Second, marketers are posting more often than in pervious years. Top brands now post 18.3 times per week on Twitter and 6.5 times per week on Facebook -- both slight increases over 2014. They post 4.9 times per week on Instagram, an increase of more than 50% over last year.
This is the first post in a series on strategies and tactics for negotiating your licensing agreements with software companies including SAP, Salesforce, and Workday.
I recently had a call from an unhappy SAP customer moaning about the high costs of SAP’s annual maintenance and questioning whether they are getting good value for the money. I’m afraid that this is not a one-off conversation but something that is popping up regularly these days. The factors leading to the dissatisfaction include:
Join us tomorrow as we host a webinar on the state of global online retailing in 2015. Learn how to better target increasingly sophisticated buyers through an understanding of consumer behaviors and market trends. We will talk about the present status of shoppers and its implications for the future. The webinar will draw on forecast data insights from our Online Retail, Web-Influence, and Luxury Retail forecasts.
We plan to discuss:
1) What you can learn from young mobile shoppers in mobile-first economies.
2) How product purchases differ across markets and why that matters.
3) How the changing eCommerce landscape is impacting consumer purchase behaviors.
If you’re trying to use e-commerce in a B2B context, it is no longer safe to ignore the procurement role within your customers’ organization. At the moment you may be able to market and sell successfully direct to end-user customers, but not for long. The growing imperative for chief procurement officers (CPOs) to guarantee compliance with various external laws and internal policies is driving a much tougher stance on so-called rogue buying.
I’ve been studying the customer’s side of B2B e-commerce for a number of years. The clients I speak with work in procurement, finance, and the part of I.T. that supports those two functions. One of their most common questions is: “how can I prevent employees buying stuff directly from sell-side websites?” This used to be purely due to concerns about cost—they assumed that their e-procurement application would direct employees to approved suppliers who would, they believed, be the cheapest. Now, however, the bigger issue is supplier risk. Issues such as corporate social responsibility, conflict minerals, corrupt practices, data security, and so on, are forcing CPOs to be much tougher in preventing purchases from unapproved suppliers.

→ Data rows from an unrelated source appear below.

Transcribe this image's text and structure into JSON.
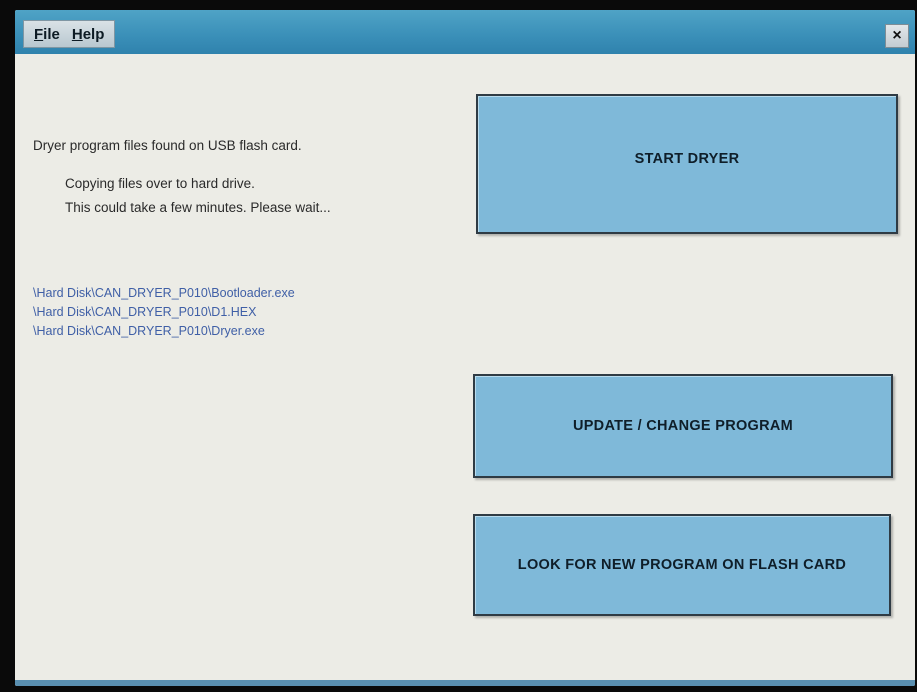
{
  "menubar": {
    "file_label": "File",
    "help_label": "Help",
    "close_label": "×"
  },
  "status": {
    "found_message": "Dryer program files found on USB flash card.",
    "copying_message": "Copying files over to hard drive.",
    "wait_message": "This could take a few minutes.  Please wait..."
  },
  "files": [
    "\\Hard Disk\\CAN_DRYER_P010\\Bootloader.exe",
    "\\Hard Disk\\CAN_DRYER_P010\\D1.HEX",
    "\\Hard Disk\\CAN_DRYER_P010\\Dryer.exe"
  ],
  "buttons": {
    "start_dryer": "START DRYER",
    "update_program": "UPDATE / CHANGE PROGRAM",
    "look_for_program": "LOOK FOR NEW PROGRAM ON FLASH CARD"
  },
  "colors": {
    "menubar": "#3a8fb8",
    "button_fill": "#7fb9d9",
    "file_text": "#3f5fa6",
    "background": "#ecece6"
  }
}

CIOs already face significant pressure to understand and respond to digitally empowered customers. And as their firms’ customer experience (CX) focus intensifies, CIOs must bring digital into the heart of customer engagements — leveraging technology to assure high value end to end across the customer life cycle.
The next wave of tech trends to watch — 2016 to 2018 — support tech management’s move to the heart of digital CX implementation. Today’s mainstream CX investment path has individual organizations making point investments in the latest technology inventions — like social, mobile, big data, cloud, and analytics. But today’s leading firms are delivering solutions that reach end to end across customers’ journeys and across systems that connect the employees who service the customer life cycle. And these trends will accelerate over the next three years.
We see the top tech trends making this shift in three phases from 2016 through 2018:
■ Visionaries will dominate dawning phase trends as they drive point inventions to address specific business organizations’ opportunities.
■ Fast followers will discover the limits of point solutions in the awareness phase and begin to work through the challenges of end-to-end innovation.